During the Black Saturday fires, a number of people were saved in underground bunkers and some were killed due to the inadequacy of the bunker and their preparation. Earth covering can save lives, but adequate research, careful design, detailing, construction and preparation are required to ensure protection is successful. A number of specialist companies manufacture prefabricated bunkers with one, claiming to have installed over 40,000.


Figure 5: Wildfire Safety Bunkers -. Source: www.wildfiresafetybunkers.com.au

As at January 2011, the Australian Building Codes board has developed both a draft Standard for Private Bunkers and a Regulatory Impact Statement to support an imminent decision relating to possible inclusion in the Building Code of Australia as the Board considers a range of options to include a code for bunkers in the BCA. (see www.abcb.gov.au).

An extract from the foreword of the Standard by the ABCB states:


The obvious question is - why bother building both a house (that will burn down) and a 'shelter'? Why not consider an alternative… build your house as a shelter using earth to shelter from the fire storm. To achieve this one would incorporate a fully sealed shelter section within the home, with compressed air supply combined with carbon scrubbing cartridge air filters (ref BCA Standard) at the rear wall of the house where radiation is minimized. It would require its own lighting and emergency power source and numerous other safety items and features, but it is entirely feasible.
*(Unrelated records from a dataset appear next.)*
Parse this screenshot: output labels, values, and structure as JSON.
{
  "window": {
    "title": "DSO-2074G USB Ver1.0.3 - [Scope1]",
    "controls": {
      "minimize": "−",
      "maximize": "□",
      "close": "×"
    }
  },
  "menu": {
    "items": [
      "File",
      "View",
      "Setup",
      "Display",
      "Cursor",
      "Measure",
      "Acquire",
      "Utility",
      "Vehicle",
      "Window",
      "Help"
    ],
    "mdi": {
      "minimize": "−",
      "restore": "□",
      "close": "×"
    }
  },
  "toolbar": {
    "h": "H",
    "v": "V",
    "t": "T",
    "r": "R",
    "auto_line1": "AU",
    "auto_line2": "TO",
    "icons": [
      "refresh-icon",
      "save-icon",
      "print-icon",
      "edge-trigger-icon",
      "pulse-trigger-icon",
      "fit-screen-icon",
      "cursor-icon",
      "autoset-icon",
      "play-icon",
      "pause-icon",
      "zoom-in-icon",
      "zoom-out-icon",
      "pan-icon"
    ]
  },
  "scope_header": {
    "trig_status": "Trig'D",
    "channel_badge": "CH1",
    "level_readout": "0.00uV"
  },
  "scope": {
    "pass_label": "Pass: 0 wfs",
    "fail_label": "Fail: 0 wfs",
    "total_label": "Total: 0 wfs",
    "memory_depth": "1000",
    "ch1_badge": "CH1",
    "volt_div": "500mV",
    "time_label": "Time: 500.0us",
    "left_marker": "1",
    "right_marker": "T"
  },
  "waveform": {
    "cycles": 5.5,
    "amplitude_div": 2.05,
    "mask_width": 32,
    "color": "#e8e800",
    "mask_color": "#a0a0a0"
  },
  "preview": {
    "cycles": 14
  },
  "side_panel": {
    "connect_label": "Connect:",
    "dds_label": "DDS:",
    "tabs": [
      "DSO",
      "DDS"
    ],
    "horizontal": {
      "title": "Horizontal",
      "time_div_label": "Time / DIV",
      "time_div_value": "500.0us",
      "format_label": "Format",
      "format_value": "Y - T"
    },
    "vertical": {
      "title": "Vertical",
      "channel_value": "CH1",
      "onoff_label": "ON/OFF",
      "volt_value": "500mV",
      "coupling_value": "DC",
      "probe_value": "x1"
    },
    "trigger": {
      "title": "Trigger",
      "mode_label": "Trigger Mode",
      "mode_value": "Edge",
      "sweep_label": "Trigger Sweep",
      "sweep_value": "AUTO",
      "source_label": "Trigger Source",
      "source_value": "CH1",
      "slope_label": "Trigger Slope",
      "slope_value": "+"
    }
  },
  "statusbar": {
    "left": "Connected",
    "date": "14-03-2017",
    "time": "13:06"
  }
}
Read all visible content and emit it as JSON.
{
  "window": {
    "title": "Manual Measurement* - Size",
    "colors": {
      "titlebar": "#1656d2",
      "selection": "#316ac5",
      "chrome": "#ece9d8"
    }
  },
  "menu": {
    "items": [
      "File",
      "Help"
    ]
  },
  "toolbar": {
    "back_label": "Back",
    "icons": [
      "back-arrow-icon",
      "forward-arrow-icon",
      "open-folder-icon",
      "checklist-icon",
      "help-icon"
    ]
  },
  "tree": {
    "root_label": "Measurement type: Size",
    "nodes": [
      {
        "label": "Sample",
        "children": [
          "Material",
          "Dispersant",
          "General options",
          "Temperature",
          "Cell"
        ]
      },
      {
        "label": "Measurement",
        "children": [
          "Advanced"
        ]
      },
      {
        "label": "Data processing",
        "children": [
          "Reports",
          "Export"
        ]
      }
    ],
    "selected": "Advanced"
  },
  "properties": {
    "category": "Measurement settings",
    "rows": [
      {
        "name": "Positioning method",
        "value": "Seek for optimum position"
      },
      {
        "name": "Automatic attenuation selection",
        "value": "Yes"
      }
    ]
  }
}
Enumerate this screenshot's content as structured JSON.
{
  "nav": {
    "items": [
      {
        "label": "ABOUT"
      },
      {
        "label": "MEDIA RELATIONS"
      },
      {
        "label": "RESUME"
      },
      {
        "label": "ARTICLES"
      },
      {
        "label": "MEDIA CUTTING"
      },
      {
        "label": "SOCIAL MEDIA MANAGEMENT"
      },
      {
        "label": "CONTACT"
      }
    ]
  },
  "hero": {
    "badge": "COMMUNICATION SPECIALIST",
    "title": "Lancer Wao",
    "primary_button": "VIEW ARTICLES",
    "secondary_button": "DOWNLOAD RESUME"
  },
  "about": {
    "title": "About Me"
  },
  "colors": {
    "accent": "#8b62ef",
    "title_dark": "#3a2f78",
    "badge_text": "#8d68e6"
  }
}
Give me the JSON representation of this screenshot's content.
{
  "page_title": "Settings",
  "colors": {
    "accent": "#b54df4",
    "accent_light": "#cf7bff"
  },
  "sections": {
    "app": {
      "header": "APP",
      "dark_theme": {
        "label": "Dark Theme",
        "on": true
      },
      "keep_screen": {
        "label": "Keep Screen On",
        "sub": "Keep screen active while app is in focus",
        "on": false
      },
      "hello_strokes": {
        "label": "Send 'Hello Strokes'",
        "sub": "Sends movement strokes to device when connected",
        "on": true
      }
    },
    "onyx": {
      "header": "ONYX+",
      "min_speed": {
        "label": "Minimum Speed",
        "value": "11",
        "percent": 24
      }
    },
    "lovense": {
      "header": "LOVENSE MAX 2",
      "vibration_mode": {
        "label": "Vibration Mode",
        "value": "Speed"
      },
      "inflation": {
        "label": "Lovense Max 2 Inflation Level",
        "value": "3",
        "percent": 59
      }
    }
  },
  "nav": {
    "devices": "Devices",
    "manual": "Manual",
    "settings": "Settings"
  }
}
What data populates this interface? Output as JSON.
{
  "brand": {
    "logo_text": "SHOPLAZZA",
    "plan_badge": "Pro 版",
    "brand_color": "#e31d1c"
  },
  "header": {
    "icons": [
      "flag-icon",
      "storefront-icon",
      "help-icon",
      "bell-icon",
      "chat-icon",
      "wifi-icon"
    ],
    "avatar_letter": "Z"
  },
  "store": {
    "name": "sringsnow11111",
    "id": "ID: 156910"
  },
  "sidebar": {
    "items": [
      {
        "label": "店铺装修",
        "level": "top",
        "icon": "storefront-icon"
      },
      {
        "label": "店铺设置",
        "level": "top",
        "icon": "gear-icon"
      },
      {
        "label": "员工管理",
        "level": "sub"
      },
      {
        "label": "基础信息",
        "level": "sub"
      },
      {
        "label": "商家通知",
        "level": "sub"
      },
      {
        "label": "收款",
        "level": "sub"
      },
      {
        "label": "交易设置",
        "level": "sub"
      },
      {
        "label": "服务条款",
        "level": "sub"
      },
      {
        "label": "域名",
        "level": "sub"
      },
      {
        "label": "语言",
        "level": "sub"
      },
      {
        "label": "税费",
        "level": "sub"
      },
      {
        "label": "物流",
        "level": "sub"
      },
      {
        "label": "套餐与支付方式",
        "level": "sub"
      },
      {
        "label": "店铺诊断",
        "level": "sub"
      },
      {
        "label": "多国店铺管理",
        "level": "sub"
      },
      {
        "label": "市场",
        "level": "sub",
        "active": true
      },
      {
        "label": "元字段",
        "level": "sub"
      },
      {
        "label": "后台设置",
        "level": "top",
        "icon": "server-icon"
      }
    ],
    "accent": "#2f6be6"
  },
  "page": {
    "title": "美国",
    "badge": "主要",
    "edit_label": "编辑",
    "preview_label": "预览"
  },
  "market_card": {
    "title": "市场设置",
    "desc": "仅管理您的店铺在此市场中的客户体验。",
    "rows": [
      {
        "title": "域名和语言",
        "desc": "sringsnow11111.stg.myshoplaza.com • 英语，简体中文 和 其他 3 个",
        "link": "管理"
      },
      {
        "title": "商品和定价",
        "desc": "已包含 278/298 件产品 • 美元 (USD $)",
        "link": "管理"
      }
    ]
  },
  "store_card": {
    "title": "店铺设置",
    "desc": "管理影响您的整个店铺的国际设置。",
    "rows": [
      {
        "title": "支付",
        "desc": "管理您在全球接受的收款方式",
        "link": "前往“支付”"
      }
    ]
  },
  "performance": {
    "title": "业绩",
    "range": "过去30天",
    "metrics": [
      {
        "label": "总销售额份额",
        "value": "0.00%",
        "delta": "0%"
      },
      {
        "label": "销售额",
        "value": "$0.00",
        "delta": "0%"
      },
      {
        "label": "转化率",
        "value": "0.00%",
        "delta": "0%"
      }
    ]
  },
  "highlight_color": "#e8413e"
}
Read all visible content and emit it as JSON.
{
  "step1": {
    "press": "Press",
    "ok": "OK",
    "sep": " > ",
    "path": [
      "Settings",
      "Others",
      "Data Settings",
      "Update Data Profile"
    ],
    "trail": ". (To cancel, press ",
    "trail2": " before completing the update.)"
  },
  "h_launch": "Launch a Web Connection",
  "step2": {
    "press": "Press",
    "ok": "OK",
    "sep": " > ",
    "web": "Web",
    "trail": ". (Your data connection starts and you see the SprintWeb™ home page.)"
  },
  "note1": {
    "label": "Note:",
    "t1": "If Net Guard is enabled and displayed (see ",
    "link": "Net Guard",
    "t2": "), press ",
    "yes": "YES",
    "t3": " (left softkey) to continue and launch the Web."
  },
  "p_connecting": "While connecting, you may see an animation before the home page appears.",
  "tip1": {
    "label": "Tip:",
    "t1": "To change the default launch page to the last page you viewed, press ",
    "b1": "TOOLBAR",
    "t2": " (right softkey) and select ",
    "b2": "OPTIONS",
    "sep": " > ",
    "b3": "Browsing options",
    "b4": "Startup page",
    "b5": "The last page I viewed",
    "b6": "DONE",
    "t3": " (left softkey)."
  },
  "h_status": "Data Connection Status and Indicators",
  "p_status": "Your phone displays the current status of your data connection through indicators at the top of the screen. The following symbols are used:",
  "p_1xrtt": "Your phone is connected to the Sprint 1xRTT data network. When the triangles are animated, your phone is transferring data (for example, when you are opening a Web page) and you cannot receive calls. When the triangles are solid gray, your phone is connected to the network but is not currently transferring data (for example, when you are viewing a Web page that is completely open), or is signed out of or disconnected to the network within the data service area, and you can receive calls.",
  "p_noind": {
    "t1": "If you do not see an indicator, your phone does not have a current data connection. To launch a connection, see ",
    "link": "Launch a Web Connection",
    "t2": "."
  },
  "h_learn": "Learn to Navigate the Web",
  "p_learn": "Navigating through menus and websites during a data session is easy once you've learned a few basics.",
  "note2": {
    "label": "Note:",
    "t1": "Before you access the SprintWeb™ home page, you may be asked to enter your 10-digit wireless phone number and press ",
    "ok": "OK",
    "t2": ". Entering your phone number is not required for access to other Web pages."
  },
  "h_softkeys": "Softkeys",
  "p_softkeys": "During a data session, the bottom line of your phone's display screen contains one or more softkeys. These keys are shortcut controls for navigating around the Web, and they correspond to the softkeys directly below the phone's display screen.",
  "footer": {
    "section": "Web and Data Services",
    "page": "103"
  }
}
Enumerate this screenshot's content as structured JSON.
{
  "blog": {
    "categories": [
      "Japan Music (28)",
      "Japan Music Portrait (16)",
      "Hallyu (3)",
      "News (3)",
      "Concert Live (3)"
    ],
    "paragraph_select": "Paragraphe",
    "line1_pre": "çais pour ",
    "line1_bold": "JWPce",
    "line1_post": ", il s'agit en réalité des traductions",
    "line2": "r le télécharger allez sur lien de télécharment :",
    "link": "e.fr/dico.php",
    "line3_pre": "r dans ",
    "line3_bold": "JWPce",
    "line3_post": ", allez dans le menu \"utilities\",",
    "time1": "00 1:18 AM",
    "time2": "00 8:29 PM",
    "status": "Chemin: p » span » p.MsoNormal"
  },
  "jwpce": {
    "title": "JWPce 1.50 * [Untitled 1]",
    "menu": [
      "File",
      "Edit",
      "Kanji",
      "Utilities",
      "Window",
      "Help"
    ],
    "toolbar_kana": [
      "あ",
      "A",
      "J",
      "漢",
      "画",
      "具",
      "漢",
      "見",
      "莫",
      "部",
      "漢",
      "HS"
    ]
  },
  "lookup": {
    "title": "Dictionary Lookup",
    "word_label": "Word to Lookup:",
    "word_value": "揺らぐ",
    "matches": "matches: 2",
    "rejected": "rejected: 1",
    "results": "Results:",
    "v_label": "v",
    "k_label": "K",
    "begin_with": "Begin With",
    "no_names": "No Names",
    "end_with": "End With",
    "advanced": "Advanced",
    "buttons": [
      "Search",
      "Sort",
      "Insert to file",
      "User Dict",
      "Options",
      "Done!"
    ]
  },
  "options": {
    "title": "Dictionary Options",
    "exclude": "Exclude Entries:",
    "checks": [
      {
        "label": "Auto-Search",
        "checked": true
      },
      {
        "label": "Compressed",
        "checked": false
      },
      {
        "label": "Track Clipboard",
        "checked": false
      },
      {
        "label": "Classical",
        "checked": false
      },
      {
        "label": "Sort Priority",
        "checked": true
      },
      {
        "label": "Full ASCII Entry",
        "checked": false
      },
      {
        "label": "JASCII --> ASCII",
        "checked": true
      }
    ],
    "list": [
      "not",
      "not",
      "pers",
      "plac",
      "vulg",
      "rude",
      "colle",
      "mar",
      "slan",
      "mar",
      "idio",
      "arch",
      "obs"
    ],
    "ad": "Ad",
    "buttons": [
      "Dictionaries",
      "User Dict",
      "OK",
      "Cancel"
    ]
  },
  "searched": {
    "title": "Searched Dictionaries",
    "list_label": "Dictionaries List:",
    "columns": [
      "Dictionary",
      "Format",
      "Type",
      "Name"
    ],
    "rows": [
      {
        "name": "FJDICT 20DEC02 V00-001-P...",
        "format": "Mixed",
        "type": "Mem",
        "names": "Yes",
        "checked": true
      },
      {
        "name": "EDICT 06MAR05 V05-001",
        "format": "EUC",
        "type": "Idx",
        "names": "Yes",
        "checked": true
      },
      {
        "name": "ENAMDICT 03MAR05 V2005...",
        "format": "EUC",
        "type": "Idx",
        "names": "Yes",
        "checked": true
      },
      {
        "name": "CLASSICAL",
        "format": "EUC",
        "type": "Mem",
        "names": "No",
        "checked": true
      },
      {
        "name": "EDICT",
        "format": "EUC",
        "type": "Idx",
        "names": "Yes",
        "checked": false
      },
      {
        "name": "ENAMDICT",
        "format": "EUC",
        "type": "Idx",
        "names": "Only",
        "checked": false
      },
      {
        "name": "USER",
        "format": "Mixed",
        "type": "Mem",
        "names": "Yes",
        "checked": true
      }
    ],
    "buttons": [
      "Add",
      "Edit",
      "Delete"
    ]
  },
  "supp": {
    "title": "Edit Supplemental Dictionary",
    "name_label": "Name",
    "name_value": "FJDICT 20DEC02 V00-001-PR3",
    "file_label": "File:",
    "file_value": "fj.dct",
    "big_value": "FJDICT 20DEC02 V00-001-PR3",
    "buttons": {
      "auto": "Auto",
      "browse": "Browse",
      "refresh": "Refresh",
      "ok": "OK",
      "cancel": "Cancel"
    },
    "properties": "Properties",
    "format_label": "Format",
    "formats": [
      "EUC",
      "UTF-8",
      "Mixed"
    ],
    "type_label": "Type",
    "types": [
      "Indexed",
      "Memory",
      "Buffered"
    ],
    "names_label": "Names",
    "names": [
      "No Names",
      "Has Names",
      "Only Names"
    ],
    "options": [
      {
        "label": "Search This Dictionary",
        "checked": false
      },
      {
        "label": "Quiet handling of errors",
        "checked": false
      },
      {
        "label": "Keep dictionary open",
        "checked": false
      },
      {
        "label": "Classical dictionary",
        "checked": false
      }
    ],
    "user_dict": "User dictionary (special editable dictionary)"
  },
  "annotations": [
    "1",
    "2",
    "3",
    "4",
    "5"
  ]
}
A storeroom or utility room that does not normally require daylight could easily be adapted at design stage.

This way, any family could live daily with the comfortable modified temperatures, quiet ambient environment and solid, stable investment., but more importantly, the security and peace of mind about the family's safety and security.

Download the full Draft Standard.

David Baggs CEO of ecospecifier is a multi award winning architect who now consults to designers and architects on the design and construction of earth covered buildings having designed and built over 40 such structures including a school, museum and many homes. He is also co-author of the book Australian Earth Covered Buildings first published in 1985, republished in 1992 and fully updated and upgraded in 2009 to include Green roofs. Australian Earth Covered and Green Roof Buildings is now a searchable pdf book in DVD format. Download your order form here.